Task to complete: Once more, print the records exactly as given.

(Data to process Opens)

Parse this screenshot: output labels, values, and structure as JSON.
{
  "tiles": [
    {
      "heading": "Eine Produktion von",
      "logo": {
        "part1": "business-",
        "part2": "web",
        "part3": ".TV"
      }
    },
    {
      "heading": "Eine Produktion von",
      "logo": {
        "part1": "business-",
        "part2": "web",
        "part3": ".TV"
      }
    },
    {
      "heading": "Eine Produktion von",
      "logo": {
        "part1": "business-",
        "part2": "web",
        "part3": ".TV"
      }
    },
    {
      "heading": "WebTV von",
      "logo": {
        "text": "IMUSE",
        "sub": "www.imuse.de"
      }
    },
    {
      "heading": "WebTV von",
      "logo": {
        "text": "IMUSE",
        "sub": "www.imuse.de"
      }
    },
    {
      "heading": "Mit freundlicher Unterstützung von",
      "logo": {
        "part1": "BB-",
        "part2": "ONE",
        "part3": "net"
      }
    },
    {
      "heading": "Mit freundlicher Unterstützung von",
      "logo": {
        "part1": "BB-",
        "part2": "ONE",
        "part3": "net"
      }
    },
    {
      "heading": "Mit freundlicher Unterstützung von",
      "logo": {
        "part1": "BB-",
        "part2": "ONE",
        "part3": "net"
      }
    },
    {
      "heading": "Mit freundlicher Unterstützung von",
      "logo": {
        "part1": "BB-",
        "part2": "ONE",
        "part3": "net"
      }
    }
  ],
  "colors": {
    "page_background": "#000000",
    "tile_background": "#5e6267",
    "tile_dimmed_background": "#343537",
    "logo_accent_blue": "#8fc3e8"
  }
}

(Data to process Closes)

Result of this exercise:
Parse this screenshot: output labels, values, and structure as JSON.
{
  "tiles": [
    {
      "heading": "Eine Produktion von",
      "logo": {
        "part1": "business-",
        "part2": "web",
        "part3": ".TV"
      }
    },
    {
      "heading": "Eine Produktion von",
      "logo": {
        "part1": "business-",
        "part2": "web",
        "part3": ".TV"
      }
    },
    {
      "heading": "Eine Produktion von",
      "logo": {
        "part1": "business-",
        "part2": "web",
        "part3": ".TV"
      }
    },
    {
      "heading": "WebTV von",
      "logo": {
        "text": "IMUSE",
        "sub": "www.imuse.de"
      }
    },
    {
      "heading": "WebTV von",
      "logo": {
        "text": "IMUSE",
        "sub": "www.imuse.de"
      }
    },
    {
      "heading": "Mit freundlicher Unterstützung von",
      "logo": {
        "part1": "BB-",
        "part2": "ONE",
        "part3": "net"
      }
    },
    {
      "heading": "Mit freundlicher Unterstützung von",
      "logo": {
        "part1": "BB-",
        "part2": "ONE",
        "part3": "net"
      }
    },
    {
      "heading": "Mit freundlicher Unterstützung von",
      "logo": {
        "part1": "BB-",
        "part2": "ONE",
        "part3": "net"
      }
    },
    {
      "heading": "Mit freundlicher Unterstützung von",
      "logo": {
        "part1": "BB-",
        "part2": "ONE",
        "part3": "net"
      }
    }
  ],
  "colors": {
    "page_background": "#000000",
    "tile_background": "#5e6267",
    "tile_dimmed_background": "#343537",
    "logo_accent_blue": "#8fc3e8"
  }
}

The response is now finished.